The names on the tickets wouldn't really matter as much as the fact that the biometric data is what gets "tested" at the turnstile.
In direct response to the OP's question, I don't think you'll have any trouble using the tickets, as long as they were originally purchased together. A large amount of anecdotal evidence from the past 3 years suggests that tickets purchased together "share" the biometric data across all of the tickets ... the theory goes that Disney doesn't want to cause unnecessary delays at the turnstiles when Mom pulls out everyone's tickets and inadvertantly gives some of them to the wrong members of the party. In other words, as long as you are one of the original people from that party, you should have no trouble using another ticket from that party.
HOWEVER, if the scan doesn't work properly, be prepared for them to POSSIBLY ask for ID.
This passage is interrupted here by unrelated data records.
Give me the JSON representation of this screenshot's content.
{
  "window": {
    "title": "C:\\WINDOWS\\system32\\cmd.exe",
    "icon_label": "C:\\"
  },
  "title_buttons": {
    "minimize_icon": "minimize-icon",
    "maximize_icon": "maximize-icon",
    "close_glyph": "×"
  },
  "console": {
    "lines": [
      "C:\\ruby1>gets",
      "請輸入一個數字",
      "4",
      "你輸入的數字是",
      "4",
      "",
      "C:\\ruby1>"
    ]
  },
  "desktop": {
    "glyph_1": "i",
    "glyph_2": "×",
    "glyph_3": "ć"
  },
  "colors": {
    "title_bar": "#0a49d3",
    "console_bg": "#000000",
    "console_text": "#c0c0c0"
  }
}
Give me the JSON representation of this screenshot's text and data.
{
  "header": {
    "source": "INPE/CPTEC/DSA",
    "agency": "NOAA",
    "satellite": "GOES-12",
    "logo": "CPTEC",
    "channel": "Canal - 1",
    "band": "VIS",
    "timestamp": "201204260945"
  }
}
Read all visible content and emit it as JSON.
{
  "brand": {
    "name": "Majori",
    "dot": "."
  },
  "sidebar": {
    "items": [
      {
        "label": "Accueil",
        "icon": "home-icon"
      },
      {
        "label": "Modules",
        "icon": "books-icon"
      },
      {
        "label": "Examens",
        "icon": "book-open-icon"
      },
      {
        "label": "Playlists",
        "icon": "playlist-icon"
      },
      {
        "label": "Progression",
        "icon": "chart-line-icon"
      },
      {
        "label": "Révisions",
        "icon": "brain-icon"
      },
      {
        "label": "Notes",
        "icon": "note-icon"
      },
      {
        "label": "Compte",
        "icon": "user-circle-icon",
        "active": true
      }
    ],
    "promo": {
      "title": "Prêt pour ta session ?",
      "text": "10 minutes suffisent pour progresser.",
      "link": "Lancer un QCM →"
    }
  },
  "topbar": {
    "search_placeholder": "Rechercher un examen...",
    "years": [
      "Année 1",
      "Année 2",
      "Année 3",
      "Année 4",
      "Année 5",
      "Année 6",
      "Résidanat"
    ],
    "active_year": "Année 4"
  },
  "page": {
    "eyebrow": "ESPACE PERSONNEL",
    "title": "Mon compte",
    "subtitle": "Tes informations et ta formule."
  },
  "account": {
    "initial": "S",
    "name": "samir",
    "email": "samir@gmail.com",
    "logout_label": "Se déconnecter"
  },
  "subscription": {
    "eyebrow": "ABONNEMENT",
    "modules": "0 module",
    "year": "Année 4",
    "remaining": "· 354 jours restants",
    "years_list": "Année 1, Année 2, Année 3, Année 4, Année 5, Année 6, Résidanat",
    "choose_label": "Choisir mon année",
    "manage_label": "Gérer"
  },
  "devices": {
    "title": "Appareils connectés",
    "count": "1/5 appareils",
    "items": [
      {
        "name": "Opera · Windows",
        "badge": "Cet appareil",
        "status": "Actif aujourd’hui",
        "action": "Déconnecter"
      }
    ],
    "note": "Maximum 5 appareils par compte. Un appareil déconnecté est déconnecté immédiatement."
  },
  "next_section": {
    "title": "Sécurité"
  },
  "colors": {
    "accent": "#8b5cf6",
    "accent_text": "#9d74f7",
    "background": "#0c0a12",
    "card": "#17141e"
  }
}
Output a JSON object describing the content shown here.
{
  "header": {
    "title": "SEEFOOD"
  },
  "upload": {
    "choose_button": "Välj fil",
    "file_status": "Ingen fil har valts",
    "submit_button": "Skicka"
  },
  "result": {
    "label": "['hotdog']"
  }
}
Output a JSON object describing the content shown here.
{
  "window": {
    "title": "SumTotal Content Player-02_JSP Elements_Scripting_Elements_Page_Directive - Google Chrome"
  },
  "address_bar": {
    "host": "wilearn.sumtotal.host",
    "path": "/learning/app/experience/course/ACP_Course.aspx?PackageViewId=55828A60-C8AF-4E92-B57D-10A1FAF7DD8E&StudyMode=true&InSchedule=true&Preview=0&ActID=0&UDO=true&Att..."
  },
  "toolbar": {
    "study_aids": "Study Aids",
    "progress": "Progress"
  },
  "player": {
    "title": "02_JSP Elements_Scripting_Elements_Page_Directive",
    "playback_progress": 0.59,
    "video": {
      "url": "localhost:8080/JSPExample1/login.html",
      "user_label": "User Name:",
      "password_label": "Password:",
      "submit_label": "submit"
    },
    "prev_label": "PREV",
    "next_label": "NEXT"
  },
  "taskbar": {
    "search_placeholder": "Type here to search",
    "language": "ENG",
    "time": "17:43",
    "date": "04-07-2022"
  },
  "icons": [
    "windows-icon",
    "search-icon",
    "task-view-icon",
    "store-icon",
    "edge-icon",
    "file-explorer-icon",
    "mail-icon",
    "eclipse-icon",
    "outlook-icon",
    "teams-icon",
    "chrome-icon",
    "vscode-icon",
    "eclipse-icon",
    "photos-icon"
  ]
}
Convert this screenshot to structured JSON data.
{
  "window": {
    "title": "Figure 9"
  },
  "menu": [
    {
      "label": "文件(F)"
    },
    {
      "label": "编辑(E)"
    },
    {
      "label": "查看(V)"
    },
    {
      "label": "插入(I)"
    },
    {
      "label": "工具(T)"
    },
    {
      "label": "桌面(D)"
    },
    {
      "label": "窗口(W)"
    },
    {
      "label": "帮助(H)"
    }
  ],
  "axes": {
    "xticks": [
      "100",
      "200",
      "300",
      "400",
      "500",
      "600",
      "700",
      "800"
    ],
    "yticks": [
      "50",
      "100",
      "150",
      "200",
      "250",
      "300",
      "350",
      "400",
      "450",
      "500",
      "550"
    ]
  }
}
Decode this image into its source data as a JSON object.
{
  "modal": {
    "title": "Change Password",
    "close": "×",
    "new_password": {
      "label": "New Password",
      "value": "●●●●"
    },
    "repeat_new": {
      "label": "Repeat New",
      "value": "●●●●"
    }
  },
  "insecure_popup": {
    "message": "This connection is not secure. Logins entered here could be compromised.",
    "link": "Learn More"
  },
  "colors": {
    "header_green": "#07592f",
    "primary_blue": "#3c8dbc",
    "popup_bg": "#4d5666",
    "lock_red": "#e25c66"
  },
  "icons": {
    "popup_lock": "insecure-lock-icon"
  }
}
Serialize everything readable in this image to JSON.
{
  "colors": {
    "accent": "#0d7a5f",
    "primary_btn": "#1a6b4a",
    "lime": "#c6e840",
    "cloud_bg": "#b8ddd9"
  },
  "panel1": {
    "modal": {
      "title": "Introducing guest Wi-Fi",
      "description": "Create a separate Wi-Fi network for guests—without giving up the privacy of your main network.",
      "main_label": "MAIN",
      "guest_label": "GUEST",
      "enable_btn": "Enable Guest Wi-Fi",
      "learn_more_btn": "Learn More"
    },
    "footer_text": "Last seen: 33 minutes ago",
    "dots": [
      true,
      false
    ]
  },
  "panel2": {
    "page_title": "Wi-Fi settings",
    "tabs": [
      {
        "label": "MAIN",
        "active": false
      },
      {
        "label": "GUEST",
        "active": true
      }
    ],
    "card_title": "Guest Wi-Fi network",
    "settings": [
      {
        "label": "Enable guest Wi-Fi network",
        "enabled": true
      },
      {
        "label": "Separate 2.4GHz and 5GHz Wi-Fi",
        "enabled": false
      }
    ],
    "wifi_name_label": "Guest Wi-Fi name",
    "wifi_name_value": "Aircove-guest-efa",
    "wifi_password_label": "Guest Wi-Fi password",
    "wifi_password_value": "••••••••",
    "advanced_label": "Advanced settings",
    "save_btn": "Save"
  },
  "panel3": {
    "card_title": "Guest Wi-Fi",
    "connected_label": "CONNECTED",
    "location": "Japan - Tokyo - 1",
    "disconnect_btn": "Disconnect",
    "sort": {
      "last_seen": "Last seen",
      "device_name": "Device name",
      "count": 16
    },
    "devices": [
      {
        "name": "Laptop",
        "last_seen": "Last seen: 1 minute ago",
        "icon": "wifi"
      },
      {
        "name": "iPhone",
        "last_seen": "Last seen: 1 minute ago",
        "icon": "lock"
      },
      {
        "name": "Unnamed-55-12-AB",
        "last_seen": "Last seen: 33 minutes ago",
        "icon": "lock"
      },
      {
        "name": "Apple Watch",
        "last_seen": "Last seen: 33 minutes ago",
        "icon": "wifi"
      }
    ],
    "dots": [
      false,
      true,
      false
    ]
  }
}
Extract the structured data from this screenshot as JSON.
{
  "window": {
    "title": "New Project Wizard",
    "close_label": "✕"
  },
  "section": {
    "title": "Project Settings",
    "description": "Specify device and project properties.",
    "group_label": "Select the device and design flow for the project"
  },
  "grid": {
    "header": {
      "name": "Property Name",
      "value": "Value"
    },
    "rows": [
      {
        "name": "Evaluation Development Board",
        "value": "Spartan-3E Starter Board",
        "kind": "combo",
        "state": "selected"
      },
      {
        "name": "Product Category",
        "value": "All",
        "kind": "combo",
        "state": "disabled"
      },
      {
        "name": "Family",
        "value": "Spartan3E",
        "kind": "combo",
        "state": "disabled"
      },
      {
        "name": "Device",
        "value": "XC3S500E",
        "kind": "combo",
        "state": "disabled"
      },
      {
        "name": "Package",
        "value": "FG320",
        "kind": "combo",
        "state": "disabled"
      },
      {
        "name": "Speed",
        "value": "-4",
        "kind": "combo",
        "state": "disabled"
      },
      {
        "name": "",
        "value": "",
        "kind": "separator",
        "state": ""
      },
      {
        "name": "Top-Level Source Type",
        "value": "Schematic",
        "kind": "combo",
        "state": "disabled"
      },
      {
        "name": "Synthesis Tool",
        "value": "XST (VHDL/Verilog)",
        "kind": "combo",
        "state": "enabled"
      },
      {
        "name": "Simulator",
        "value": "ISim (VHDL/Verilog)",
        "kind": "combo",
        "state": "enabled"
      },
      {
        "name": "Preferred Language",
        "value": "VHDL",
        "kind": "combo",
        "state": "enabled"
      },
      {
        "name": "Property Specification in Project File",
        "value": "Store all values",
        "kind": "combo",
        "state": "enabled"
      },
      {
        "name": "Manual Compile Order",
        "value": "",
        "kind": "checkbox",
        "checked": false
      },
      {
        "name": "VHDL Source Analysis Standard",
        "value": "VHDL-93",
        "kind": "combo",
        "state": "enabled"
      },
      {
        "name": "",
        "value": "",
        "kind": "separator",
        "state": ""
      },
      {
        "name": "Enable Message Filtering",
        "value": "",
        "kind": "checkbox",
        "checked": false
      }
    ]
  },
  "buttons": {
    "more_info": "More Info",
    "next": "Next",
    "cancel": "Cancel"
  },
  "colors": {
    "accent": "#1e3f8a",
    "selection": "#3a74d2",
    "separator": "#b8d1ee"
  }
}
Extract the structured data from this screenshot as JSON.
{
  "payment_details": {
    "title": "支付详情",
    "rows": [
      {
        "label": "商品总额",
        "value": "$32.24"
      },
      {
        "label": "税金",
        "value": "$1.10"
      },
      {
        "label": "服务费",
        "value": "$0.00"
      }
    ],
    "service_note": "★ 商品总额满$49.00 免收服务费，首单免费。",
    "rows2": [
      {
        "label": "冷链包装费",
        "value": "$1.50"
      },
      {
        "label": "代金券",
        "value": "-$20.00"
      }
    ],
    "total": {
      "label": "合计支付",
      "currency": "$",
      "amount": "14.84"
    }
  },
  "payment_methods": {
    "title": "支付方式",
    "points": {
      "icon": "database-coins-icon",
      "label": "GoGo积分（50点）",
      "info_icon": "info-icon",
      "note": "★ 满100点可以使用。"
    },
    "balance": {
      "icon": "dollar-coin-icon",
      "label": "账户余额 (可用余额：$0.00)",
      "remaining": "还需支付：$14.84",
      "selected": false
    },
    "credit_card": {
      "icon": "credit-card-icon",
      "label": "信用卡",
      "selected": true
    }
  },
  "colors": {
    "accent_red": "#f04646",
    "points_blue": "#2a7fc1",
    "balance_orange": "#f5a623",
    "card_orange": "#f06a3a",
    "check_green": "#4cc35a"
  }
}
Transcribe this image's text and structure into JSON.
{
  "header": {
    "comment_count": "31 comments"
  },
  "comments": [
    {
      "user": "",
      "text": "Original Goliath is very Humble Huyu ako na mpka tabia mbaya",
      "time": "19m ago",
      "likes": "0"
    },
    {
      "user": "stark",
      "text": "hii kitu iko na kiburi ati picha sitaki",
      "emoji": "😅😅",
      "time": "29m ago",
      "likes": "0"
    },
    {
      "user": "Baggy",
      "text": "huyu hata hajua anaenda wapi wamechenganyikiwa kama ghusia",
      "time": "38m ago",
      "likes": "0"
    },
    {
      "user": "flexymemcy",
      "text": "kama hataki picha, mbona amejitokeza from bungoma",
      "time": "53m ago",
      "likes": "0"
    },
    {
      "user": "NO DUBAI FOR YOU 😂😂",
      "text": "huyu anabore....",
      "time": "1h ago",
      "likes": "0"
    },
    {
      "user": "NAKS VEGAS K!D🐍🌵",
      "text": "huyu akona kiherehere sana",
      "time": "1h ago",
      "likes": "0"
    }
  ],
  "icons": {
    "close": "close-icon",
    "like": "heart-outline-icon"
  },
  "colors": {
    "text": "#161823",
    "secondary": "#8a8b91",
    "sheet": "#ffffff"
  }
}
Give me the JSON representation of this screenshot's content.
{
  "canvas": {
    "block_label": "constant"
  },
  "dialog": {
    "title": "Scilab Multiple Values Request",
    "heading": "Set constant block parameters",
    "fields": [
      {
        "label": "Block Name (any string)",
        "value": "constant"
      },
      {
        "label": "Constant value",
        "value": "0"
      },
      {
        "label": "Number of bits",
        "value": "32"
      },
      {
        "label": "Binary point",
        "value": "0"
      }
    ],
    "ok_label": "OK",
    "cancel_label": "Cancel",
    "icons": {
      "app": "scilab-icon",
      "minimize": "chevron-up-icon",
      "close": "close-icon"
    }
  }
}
Actually, now that I think about it, I'm not quite sure how it will work. WHY? Because in November 2005 they were using the "original" biometric scan in which you placed two fingers flat onto a pad, and the data measured was the lengths of bones in those two fingers ... the lengths of the bones were subjected to a mathematic algorithm and the resulting number (unique to 1 in 1,000) was what had to be replicated over and over in order to gain admission. However, beginning some time in 2006, they replaced that type of scan with a 1-finger fingertip scan which looks at a fingerprint and again creates a value based on an algorithm (it doesn't save your fingerprint itself). In other words, the scan they did in November 2005 was done with equipment that is no longer in use, and thus there is nothing for you to try to match. Unfortunately, I don't know if that means they just wave you in, or if it means you must show ID to match the name on the ticket.